“There are four levels of bleaching,” says Col McKenzie, the Executive Director of the Association of Marine Park Tourism Operators. “Type one is when only the ‘ends’ and ‘surface coral’ is involved, type two is when the entire coral pales, type three is when the coral bleaches white, and type four is the death of the coral.”
“In types one and two bleaching, the coral should recover with minimal mortality but will then be slow to reproduce.” He then adds that most of the current bleaching is either type one or two, with around five percent to 10 percent of type three, and around one percent of type four.
Currently the waters of the northern section of the Great Barrier Reef are stressful conditions for the resident coral, and what determines their fate is all down to how long the event lasts, and if they have suffered from bleaching before. If the stressful conditions persist for an extended period, the corals will eventually starve to death.
If temperature and water quality conditions return to normal, corals can be recolonised by zooxanthellae that have survived the high temperatures, and then return to their normal colour and survive. Although these corals will not reproduce for one or two years, they will likely be more tolerant to higher temperatures, and later El Niño events.
Past GBR bleaching events
These past two decades have seen several incidents of widespread mass coral bleaching on multiple coral reefs around the world. There have been seven major bleaching events alone on the Great Barrier Reef, with three being particularly widespread – 1981-82, 1997-98 and 2001-2.
Previously, the 1997-98 mass bleaching event saw 74 percent of inshore and 21 percent of offshore reefs having moderate to high bleaching. However, most reefs recovered fully, with an estimated two to five percent of inshore reefs experiencing high coral mortality – that’s an area one-third of the size of London. The central GBR was most affected, with the Palm Island site suffering up to 70 percent coral mortality.
In the summer of 2001-2, there was another mass bleaching event, with evidence of bleaching at 54 percent of the reefs that were surveyed. This time, 41 percent of offshore reefs and 72 percent of inshore reefs showed moderate to high bleaching and an estimated five percent of corals died. Once again the worst affected reefs were situated in the central GBR region.

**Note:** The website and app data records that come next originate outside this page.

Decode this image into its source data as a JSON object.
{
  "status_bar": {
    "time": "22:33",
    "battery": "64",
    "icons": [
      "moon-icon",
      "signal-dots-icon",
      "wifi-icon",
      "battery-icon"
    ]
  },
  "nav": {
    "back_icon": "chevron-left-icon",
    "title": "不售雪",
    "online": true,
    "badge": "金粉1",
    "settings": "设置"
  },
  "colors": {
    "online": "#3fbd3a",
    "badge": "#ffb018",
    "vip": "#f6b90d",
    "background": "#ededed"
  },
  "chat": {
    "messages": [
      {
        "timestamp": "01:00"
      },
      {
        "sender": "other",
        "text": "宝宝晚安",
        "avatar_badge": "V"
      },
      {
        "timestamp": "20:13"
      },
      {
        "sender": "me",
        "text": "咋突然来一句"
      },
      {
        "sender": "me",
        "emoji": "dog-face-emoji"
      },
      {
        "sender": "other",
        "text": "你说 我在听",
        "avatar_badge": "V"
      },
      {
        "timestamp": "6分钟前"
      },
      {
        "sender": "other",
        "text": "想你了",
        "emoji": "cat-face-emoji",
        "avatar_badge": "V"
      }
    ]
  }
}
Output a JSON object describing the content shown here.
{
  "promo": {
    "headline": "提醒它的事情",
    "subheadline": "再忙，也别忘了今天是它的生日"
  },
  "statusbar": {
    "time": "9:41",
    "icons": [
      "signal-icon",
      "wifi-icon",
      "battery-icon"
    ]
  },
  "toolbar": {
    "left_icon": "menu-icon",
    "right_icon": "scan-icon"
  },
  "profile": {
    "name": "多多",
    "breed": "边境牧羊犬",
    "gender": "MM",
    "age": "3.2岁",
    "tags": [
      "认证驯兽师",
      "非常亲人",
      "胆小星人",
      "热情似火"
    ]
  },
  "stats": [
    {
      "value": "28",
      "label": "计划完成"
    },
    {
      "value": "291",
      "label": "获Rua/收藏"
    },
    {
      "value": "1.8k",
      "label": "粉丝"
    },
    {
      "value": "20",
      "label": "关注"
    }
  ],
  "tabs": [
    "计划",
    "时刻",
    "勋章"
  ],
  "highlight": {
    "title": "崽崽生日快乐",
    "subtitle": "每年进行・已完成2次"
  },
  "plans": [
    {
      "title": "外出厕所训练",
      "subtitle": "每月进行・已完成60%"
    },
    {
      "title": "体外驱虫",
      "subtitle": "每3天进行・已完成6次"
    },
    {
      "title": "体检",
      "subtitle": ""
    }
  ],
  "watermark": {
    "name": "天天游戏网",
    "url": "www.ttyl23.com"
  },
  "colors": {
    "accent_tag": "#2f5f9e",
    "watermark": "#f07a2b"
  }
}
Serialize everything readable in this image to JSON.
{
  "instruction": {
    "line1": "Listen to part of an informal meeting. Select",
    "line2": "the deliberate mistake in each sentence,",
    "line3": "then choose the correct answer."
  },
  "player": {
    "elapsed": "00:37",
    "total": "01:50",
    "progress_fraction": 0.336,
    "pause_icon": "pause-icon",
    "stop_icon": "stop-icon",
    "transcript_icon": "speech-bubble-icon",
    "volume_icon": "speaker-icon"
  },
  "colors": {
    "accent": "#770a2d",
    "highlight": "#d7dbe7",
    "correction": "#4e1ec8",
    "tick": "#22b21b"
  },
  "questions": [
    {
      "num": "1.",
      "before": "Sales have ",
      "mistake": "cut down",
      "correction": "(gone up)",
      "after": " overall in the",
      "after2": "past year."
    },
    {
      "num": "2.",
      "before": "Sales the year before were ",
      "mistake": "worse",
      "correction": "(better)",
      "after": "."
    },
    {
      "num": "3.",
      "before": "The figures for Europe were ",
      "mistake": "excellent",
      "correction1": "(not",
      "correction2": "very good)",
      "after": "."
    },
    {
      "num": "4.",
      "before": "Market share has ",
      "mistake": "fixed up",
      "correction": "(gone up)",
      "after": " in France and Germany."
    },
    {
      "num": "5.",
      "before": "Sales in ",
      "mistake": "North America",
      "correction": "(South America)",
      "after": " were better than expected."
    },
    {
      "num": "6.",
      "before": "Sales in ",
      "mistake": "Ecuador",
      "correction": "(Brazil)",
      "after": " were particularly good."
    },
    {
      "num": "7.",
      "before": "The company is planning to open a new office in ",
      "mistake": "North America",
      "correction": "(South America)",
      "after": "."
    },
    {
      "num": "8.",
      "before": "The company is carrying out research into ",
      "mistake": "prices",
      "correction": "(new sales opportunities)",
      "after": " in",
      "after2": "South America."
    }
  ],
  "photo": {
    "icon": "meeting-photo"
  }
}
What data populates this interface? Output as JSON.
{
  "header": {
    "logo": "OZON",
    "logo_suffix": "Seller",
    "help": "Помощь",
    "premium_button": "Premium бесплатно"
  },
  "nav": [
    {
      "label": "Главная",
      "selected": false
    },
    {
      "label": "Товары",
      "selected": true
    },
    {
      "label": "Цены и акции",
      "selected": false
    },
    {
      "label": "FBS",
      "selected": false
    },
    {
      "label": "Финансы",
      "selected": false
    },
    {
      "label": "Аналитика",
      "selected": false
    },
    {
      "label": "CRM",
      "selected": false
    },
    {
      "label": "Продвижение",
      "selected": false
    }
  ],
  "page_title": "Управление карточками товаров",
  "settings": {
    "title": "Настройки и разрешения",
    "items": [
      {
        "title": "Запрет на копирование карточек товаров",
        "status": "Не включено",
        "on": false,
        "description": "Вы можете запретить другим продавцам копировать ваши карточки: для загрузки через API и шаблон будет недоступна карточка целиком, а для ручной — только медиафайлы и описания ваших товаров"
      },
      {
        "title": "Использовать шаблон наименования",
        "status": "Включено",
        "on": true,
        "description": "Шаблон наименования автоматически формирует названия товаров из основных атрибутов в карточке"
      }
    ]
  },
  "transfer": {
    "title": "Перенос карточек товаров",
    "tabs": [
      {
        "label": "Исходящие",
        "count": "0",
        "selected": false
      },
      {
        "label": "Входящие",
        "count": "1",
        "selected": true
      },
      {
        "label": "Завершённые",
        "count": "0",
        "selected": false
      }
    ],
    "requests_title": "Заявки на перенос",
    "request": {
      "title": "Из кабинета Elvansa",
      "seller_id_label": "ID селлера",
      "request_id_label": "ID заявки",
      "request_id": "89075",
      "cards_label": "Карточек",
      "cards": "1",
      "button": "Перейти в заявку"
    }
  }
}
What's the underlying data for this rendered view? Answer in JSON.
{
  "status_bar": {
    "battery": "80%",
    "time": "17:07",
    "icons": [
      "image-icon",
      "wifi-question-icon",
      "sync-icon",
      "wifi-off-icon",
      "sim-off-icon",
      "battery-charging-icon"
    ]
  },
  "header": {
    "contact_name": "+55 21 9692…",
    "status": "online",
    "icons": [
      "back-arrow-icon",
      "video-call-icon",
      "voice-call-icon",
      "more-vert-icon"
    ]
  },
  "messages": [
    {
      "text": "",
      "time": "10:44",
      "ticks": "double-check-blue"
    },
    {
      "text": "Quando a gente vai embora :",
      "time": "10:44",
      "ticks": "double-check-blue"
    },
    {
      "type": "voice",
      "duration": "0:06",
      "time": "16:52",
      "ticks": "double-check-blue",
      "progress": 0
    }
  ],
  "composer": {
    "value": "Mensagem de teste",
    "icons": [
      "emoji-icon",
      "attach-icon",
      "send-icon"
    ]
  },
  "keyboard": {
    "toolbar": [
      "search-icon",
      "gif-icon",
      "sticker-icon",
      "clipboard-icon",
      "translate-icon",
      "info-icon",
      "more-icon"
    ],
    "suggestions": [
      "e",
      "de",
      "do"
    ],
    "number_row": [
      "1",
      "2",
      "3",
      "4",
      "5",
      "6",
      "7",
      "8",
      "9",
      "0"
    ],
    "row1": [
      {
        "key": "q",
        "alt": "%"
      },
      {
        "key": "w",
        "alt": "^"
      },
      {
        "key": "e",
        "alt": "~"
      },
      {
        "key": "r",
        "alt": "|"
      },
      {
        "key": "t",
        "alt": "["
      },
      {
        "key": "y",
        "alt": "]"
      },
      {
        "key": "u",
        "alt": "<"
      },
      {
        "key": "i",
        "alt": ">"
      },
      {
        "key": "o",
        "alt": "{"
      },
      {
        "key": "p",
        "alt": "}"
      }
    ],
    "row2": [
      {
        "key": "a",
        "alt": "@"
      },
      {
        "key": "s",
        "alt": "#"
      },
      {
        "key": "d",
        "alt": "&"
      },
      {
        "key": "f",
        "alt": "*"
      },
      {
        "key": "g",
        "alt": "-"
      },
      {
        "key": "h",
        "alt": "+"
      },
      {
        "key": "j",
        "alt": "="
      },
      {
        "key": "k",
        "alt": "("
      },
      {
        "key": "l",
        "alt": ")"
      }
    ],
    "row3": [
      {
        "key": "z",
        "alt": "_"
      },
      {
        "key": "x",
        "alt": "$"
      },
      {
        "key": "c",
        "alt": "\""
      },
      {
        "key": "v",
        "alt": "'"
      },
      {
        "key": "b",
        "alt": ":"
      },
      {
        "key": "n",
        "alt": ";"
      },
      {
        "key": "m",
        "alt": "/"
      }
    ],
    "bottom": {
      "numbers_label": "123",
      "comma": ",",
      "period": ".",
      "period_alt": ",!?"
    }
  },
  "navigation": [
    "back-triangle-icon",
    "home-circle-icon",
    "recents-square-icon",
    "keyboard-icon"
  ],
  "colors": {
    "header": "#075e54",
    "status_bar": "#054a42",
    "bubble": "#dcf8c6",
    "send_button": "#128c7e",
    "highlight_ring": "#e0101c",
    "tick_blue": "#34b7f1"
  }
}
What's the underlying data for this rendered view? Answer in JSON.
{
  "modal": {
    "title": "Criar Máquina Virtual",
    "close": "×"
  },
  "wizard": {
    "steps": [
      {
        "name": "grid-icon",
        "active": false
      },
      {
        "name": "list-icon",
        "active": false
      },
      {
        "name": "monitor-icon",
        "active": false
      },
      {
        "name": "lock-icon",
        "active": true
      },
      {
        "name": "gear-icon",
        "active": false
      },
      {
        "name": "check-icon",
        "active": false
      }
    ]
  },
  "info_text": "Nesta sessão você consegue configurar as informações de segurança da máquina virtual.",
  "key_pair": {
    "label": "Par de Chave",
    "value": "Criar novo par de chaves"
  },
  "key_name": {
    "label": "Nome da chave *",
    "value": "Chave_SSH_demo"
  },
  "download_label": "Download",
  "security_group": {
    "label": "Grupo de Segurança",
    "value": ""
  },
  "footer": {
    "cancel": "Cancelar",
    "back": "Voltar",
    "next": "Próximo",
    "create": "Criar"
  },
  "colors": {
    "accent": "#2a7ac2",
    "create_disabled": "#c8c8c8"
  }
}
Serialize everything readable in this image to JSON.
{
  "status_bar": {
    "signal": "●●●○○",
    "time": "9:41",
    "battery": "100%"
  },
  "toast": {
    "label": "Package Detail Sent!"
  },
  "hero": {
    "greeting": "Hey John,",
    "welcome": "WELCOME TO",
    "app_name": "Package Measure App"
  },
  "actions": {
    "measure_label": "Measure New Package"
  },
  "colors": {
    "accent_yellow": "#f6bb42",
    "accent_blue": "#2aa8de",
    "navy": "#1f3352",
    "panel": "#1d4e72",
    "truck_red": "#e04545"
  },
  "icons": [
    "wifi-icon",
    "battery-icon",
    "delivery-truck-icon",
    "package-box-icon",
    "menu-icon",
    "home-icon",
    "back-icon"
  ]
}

Again in 2006, sea temperatures in the southern GBR around the Keppel Islands reached 1-2°C above the seasonal average, and bleaching was observed in up to 98 percent of corals with approximately 39 percent coral mortality on the reef flats and 32 percent mortality on deeper reef slopes.
What’s in the future for the reef?
“As long as the water temperature comes down and we get the water quality right, the reef will recover,” Col states, “although there might be some biodiversity lost as the more susceptible types could die out.”
Previous mass bleaching events have shown that significant coral recovery can occur even after severe bleaching. Importantly, prior exposure of corals to high temperatures is a key determinant in whether they will bleach, and how much they can recover from the bleaching. The GBR is expected to experience more frequent and more serious temperature stresses in the future.
The Australian Institute of Marine Science and the University of Queensland are researching the ability of individual corals to increase their temperature threshold by “shuffling” their zooxanthellae to preferentially host the zooxanthellae that are more tolerant of high temperatures.
It’s difficult to determine the exact state and absolute future of the reefs, but Col McKenzie is adamant to highlight the positives. “There is some good news in that the corals that survive can become more resilient, but a lot more work needs to be done in this field. While large bleaching events do occur as long as the event does not last for weeks on end, the coral can recover very quickly.”
The severity of coral bleaching continues to divide expert opinions. Truly only time will have the final say.